The story is set in Lincoln and covers the period between September 1380 and September 1381. As you may know, 1381 was the year of the Peasants’ Revolt when large sections of the English population rebelled in protest against excessive taxes. I actually read a non-fiction book about the Revolt just before Christmas – England, Arise by Juliet Barker – and this provided me with a lot of background knowledge. However, even if you know nothing about this period of history, you should still find The Vanishing Witch easy enough to follow. The Revolt does play an important part in the plot, but this is first and foremost the story of fictional Lincoln wool merchant, Robert of Bassingham, and his family.

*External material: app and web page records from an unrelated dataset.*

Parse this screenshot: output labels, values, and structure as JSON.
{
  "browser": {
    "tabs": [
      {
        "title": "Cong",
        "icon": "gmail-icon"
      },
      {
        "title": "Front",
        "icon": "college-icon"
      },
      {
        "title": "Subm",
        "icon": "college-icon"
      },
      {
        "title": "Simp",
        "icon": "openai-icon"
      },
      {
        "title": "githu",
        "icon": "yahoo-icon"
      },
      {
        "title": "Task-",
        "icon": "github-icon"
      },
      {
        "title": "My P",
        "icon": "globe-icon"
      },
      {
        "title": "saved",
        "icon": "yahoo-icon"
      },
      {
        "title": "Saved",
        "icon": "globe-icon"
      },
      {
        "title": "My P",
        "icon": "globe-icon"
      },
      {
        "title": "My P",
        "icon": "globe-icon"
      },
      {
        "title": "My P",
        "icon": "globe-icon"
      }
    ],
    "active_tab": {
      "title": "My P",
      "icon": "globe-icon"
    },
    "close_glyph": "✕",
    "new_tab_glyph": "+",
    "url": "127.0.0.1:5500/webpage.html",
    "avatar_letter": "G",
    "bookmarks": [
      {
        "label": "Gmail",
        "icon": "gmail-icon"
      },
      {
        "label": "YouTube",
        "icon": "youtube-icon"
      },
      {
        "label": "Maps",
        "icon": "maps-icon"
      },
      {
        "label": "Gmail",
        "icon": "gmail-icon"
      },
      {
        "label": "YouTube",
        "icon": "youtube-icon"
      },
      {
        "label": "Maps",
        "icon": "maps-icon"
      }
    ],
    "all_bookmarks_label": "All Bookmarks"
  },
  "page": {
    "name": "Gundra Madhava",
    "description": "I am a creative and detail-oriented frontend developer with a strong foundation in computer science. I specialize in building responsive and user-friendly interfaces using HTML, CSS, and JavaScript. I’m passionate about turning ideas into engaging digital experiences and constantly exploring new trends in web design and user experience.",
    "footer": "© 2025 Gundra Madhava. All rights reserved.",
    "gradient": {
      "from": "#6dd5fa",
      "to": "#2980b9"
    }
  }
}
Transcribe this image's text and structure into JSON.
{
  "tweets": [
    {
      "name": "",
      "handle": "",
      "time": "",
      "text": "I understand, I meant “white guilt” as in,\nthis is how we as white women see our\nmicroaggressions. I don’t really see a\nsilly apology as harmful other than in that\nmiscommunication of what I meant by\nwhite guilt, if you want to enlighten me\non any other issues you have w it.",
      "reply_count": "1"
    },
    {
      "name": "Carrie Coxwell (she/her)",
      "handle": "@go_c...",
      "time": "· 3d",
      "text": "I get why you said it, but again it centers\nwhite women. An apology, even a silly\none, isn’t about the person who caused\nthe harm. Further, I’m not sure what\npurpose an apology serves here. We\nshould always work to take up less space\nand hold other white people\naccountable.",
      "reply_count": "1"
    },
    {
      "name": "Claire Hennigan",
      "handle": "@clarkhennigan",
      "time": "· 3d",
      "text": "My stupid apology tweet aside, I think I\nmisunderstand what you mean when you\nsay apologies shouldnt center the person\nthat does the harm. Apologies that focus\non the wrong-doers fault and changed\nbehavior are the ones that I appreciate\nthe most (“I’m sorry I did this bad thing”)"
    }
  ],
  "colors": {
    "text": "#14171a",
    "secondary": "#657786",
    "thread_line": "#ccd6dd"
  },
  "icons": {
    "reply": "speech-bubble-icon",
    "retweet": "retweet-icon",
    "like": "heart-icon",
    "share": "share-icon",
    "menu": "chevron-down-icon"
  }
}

When an attractive widow called Catlin asks Robert for advice regarding an investment, the merchant is only too pleased to help. Despite his reassurances to his wife, Edith, that his relationship with Catlin is purely business-related, he soon finds himself falling in love and it’s not long before the widow, her young daughter Leonia and adult son Edward have become part of Robert’s household. With Edith seriously ill, Robert’s two sons, Jan and Adam, become suspicious of Catlin’s motives – a suspicion shared by the family servants.
A few miles away, in the village of Greetwell, another man is also facing difficult times. His name is Gunter and he is a boatman, responsible for collecting and delivering cargoes of cloth. Work has been sparse lately and when the King’s commissioners arrive in the village, Gunter knows he will struggle to pay his taxes…
I found The Vanishing Witch a very entertaining and enjoyable novel and am quite happy with my first introduction to Karen Maitland’s work. There were plenty of things to like – the time period (not a very popular choice for historical fiction, which made it all the more interesting), the dark atmosphere, the touches of the supernatural, and the plot, which twists and turns as secrets are uncovered and revelations are made. I particularly loved the way Maitland altered my perceptions of the characters as the focus moved from one to another; she made me wary of some of them from the beginning, but I was never quite sure whether or not that wariness was justified!
By telling the stories of both Robert of Bassingham – a wealthy merchant – and Gunter, one of his workers, Maitland is able to explore what life was like in the 14th century for people at different levels of society. However, while the mystery revolving around Robert and Catlin was compelling, the storyline surrounding Gunter’s family and the Peasants’ Revolt felt less developed. This subplot had the potential to be as interesting as the other one and I was disappointed that it wasn’t explored in as much depth.
I’ve mentioned that the author has added some supernatural touches to the novel: each chapter begins with a superstition, a piece of folklore or a description of a spell. These don’t have a lot of direct significance to the story but they are fun to read and are part of the overall atmosphere of the book. There are also some sections of the novel narrated by a ghost, whose identity and role in the story we don’t learn until the end of the book. I didn’t guess who the ghost was and I was surprised when I discovered the truth!
So will I be reading more Karen Maitland? Yes, of course! I’ll start with her new one, The Raven’s Head, then go back to explore her earlier novels.